- [WHAT IS EXPECTED] The records below need to be copied in full. Match them exactly.

EXTRACTED DATA START

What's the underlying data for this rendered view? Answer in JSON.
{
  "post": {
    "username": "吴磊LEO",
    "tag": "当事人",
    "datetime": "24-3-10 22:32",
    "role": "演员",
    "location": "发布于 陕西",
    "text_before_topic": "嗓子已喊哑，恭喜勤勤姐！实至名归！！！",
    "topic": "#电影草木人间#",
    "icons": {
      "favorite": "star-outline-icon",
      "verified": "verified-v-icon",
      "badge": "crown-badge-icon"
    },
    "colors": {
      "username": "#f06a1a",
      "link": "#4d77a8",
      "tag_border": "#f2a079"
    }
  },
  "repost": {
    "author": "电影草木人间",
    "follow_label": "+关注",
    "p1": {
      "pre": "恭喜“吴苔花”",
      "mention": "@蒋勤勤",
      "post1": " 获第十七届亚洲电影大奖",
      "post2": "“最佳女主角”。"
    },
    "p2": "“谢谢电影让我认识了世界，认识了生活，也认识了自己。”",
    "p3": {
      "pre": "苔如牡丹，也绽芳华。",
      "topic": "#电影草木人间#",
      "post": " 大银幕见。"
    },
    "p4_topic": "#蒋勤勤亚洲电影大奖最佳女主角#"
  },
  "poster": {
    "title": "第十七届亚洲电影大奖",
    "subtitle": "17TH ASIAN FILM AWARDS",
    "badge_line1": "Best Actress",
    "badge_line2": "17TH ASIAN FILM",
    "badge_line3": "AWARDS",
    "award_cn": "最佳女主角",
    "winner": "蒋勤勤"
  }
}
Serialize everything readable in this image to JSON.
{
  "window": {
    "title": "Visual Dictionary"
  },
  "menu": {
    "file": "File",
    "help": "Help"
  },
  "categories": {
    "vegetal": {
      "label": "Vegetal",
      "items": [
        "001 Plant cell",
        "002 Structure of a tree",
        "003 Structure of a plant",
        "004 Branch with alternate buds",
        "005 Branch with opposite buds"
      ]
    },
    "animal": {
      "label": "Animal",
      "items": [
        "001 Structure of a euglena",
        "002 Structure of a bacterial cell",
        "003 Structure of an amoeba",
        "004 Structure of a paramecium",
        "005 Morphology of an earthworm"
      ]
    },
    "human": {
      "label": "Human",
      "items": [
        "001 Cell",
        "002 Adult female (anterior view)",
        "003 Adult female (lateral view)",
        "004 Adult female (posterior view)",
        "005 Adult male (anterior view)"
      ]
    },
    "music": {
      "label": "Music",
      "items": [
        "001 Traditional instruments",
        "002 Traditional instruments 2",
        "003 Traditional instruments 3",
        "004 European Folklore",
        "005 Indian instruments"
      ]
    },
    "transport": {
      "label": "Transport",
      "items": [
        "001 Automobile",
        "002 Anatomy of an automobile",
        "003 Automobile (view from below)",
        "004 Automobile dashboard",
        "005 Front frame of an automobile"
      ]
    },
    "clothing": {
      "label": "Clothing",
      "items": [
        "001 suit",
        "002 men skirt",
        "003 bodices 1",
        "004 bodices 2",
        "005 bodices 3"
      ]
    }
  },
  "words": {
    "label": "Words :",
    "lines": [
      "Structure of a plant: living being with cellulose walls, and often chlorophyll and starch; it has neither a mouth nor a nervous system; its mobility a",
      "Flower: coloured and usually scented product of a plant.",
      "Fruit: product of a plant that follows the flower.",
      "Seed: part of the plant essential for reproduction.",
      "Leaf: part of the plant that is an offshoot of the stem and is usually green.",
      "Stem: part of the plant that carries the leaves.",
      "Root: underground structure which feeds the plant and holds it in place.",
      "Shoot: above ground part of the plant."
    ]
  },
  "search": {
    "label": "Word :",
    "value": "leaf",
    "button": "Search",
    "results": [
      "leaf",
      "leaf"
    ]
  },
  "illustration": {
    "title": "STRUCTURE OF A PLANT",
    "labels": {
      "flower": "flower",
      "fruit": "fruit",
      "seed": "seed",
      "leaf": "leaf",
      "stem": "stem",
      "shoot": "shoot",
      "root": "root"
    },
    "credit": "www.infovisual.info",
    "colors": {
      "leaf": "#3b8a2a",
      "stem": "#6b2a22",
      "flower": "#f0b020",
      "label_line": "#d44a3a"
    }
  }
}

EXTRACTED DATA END

- [REPLY TO THE EXERCISE]
What's the underlying data for this rendered view? Answer in JSON.
{
  "post": {
    "username": "吴磊LEO",
    "tag": "当事人",
    "datetime": "24-3-10 22:32",
    "role": "演员",
    "location": "发布于 陕西",
    "text_before_topic": "嗓子已喊哑，恭喜勤勤姐！实至名归！！！",
    "topic": "#电影草木人间#",
    "icons": {
      "favorite": "star-outline-icon",
      "verified": "verified-v-icon",
      "badge": "crown-badge-icon"
    },
    "colors": {
      "username": "#f06a1a",
      "link": "#4d77a8",
      "tag_border": "#f2a079"
    }
  },
  "repost": {
    "author": "电影草木人间",
    "follow_label": "+关注",
    "p1": {
      "pre": "恭喜“吴苔花”",
      "mention": "@蒋勤勤",
      "post1": " 获第十七届亚洲电影大奖",
      "post2": "“最佳女主角”。"
    },
    "p2": "“谢谢电影让我认识了世界，认识了生活，也认识了自己。”",
    "p3": {
      "pre": "苔如牡丹，也绽芳华。",
      "topic": "#电影草木人间#",
      "post": " 大银幕见。"
    },
    "p4_topic": "#蒋勤勤亚洲电影大奖最佳女主角#"
  },
  "poster": {
    "title": "第十七届亚洲电影大奖",
    "subtitle": "17TH ASIAN FILM AWARDS",
    "badge_line1": "Best Actress",
    "badge_line2": "17TH ASIAN FILM",
    "badge_line3": "AWARDS",
    "award_cn": "最佳女主角",
    "winner": "蒋勤勤"
  }
}
Serialize everything readable in this image to JSON.
{
  "window": {
    "title": "Visual Dictionary"
  },
  "menu": {
    "file": "File",
    "help": "Help"
  },
  "categories": {
    "vegetal": {
      "label": "Vegetal",
      "items": [
        "001 Plant cell",
        "002 Structure of a tree",
        "003 Structure of a plant",
        "004 Branch with alternate buds",
        "005 Branch with opposite buds"
      ]
    },
    "animal": {
      "label": "Animal",
      "items": [
        "001 Structure of a euglena",
        "002 Structure of a bacterial cell",
        "003 Structure of an amoeba",
        "004 Structure of a paramecium",
        "005 Morphology of an earthworm"
      ]
    },
    "human": {
      "label": "Human",
      "items": [
        "001 Cell",
        "002 Adult female (anterior view)",
        "003 Adult female (lateral view)",
        "004 Adult female (posterior view)",
        "005 Adult male (anterior view)"
      ]
    },
    "music": {
      "label": "Music",
      "items": [
        "001 Traditional instruments",
        "002 Traditional instruments 2",
        "003 Traditional instruments 3",
        "004 European Folklore",
        "005 Indian instruments"
      ]
    },
    "transport": {
      "label": "Transport",
      "items": [
        "001 Automobile",
        "002 Anatomy of an automobile",
        "003 Automobile (view from below)",
        "004 Automobile dashboard",
        "005 Front frame of an automobile"
      ]
    },
    "clothing": {
      "label": "Clothing",
      "items": [
        "001 suit",
        "002 men skirt",
        "003 bodices 1",
        "004 bodices 2",
        "005 bodices 3"
      ]
    }
  },
  "words": {
    "label": "Words :",
    "lines": [
      "Structure of a plant: living being with cellulose walls, and often chlorophyll and starch; it has neither a mouth nor a nervous system; its mobility a",
      "Flower: coloured and usually scented product of a plant.",
      "Fruit: product of a plant that follows the flower.",
      "Seed: part of the plant essential for reproduction.",
      "Leaf: part of the plant that is an offshoot of the stem and is usually green.",
      "Stem: part of the plant that carries the leaves.",
      "Root: underground structure which feeds the plant and holds it in place.",
      "Shoot: above ground part of the plant."
    ]
  },
  "search": {
    "label": "Word :",
    "value": "leaf",
    "button": "Search",
    "results": [
      "leaf",
      "leaf"
    ]
  },
  "illustration": {
    "title": "STRUCTURE OF A PLANT",
    "labels": {
      "flower": "flower",
      "fruit": "fruit",
      "seed": "seed",
      "leaf": "leaf",
      "stem": "stem",
      "shoot": "shoot",
      "root": "root"
    },
    "credit": "www.infovisual.info",
    "colors": {
      "leaf": "#3b8a2a",
      "stem": "#6b2a22",
      "flower": "#f0b020",
      "label_line": "#d44a3a"
    }
  }
}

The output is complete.